The Chicago-based company runs a business known as a commodity pool operator, AlphaMetrix LLC, which lets customers invest in futures accounts managed by professional traders. The parent company told clients in a letter yesterday that both its liabilities and those of the commodity pool operator “greatly exceed” liquid assets and that the net asset values of some pools may be affected.
The revelations are another blow to confidence in the futures industry after it suffered two of its largest failures with the collapse of MF Global Holdings Ltd. in 2011 and Peregrine Financial Group Inc. a year later. In both cases, client money went missing.

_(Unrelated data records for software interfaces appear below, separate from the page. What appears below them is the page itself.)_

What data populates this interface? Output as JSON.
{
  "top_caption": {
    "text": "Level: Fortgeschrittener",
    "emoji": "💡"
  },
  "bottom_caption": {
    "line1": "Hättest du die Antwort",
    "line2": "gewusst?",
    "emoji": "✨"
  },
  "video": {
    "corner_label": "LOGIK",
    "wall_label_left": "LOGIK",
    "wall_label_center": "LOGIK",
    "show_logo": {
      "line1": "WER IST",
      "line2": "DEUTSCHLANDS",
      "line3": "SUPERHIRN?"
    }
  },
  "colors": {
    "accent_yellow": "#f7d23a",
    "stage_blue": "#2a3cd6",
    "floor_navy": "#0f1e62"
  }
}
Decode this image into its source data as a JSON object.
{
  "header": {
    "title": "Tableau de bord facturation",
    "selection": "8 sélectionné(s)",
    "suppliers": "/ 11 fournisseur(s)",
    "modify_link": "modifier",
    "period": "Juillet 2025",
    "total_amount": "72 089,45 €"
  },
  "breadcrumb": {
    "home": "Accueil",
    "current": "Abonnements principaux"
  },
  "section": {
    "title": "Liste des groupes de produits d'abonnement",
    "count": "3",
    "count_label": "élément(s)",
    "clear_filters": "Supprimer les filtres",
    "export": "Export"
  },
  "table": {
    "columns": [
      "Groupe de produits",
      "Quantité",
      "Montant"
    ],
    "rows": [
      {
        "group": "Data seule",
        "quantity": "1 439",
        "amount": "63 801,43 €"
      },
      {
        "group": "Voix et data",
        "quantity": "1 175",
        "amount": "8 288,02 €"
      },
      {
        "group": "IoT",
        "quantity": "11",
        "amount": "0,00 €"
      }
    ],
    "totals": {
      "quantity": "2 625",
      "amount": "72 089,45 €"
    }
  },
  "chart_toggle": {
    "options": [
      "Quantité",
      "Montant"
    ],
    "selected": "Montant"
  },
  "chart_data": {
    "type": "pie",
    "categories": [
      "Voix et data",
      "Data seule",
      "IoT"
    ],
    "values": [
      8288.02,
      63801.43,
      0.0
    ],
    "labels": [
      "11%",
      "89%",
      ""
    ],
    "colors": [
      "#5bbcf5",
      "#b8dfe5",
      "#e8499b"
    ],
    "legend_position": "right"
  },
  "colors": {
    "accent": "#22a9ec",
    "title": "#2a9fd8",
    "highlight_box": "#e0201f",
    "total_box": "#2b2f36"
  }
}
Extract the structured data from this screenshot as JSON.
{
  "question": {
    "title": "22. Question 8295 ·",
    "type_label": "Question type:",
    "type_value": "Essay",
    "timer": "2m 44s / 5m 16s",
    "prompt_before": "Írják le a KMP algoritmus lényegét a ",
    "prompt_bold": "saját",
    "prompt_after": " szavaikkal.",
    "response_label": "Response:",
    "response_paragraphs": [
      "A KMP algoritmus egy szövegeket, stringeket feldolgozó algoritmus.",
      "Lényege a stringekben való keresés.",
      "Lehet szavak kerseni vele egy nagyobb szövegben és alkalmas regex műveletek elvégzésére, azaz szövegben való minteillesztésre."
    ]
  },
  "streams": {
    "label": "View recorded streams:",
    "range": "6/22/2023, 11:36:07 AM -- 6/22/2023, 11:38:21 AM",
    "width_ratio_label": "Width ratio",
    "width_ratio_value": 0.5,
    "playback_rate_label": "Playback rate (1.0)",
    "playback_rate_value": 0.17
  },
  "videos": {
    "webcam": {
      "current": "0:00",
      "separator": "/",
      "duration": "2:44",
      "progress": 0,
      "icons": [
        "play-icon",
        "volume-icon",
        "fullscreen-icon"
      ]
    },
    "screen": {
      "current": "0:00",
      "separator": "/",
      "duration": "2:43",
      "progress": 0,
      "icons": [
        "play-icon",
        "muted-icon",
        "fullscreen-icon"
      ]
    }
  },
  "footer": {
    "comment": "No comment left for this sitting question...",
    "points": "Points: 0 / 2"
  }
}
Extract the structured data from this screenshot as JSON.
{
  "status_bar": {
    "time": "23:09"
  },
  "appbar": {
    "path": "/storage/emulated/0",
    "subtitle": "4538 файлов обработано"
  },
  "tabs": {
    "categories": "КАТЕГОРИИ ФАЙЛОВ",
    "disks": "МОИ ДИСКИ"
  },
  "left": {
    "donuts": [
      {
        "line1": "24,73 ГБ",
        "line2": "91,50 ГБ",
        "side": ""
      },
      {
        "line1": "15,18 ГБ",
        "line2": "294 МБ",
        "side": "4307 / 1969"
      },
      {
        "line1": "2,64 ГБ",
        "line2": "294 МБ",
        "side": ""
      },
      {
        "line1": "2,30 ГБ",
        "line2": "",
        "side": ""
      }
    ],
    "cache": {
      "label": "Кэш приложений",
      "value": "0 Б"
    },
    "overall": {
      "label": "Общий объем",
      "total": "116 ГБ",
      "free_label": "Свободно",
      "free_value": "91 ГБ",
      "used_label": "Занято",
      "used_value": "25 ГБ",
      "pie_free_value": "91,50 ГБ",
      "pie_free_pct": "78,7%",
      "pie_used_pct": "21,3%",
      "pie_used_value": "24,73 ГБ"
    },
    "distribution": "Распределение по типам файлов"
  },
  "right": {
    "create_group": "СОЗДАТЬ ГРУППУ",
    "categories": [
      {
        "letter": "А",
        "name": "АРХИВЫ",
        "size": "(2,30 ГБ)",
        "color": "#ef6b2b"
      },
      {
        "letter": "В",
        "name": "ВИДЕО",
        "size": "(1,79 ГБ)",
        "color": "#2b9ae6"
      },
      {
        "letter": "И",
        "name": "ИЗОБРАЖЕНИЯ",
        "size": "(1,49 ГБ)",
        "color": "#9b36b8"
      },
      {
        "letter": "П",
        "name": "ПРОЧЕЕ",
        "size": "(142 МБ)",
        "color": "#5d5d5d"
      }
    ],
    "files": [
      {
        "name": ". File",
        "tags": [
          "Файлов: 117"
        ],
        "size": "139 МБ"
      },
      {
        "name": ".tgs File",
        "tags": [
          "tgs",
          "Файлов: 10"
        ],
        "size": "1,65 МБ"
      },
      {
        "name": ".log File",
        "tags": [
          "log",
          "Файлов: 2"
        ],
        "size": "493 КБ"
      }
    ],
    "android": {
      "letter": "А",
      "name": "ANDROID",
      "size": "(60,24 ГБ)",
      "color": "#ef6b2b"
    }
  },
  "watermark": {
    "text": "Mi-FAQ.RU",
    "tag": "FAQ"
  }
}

“It’s a huge deal,” said John Lothian, a futures industry professional in Chicago who’s now chief executive officer of John J. Lothian & Co., which publishes a newsletter. “We’ve been trying to restore customer confidence after MF Global and Peregrine.”
The National Futures Association, an industry-funded regulator that monitors compliance with U.S. Commodity Futures Trading Commission rules related to protection of customer money and fraud, said it hasn’t uncovered evidence that customer money at AlphaMetrix is missing.
“There has not been an enforcement action taken” against AlphaMetrix, Karen Wuertz, a senior vice president at the Chicago-based NFA, said in a phone interview today.
Commodity pools gather money from clients to invest in futures and other derivatives. They let individuals invest in derivatives, a market dominated by institutions.
AlphaMetrix Group said in the letter to investors yesterday that it has not paid some of these professional traders even though the money to do so was removed from the commodity pools.
Conor Shea, a spokesman for AlphaMetrix, said in an e- mailed statement that he couldn’t immediately comment on where the withdrawn money from the company’s commodity pools was located. AlphaMetrix LLC had $146.6 million in client assets at the end of 2012, according to an Aug. 24 government filing.
AlphaMetrix Group “has recently encountered significant cash flow issues and is working to strengthen its current financial position and continued operations,” Aleks Kins, the chief executive officer, told clients in a letter yesterday.
The document also announced that the company’s CFO had been terminated and that Arthur F. Bell Jr. & Associates LLC, an accounting firm, was hired to review AlphaMetrix’s internal controls and recordkeeping.
“At the parent level, AlphaMetrix Group LLC is working within the capital markets to improve its short-term cash flow,” Shea said in his e-mailed statement. “Investor assets remain under the operations of AlphaMetrix LLC, which are on deposit with futures commission merchants and cash custodians and traded by independent investment advisers and commodity trading advisors in accordance with the programs and strategies chosen by each investor.”
MF Global customers, who initially had about $1.6 billion of their money disappear, have been repaid about 89 percent of what they are owed by one of the two bankruptcy trustees in that case. A separate trustee for the wind-down of the brokerage unit seeks to repay them 100 percent.
Russell Wasendorf Sr., founder and CEO of futures brokerage Peregrine, was sentenced in January to 50 years in prison after being convicted of stealing more than $215 million from his customers.
A subsidiary of AlphaMetrix was hired in November by the NFA and CME Group Inc., owner of the world’s largest futures exchange, to provide a data aggregation system for monitoring futures customers’ money on deposit at banks after Wasendorf forged those records in the Peregrine case.
The NFA and CME Group always intended AlphaMetrix’s involvement with the project to end once the data aggregation component was complete, according to Wuetrz and Laurie Bischel, a CME Group spokeswoman. While AlphaMetrix is still involved, the project is expected to be completed by the end of October, Wuertz said, at which time CME Group and the NFA will operate the system on their own.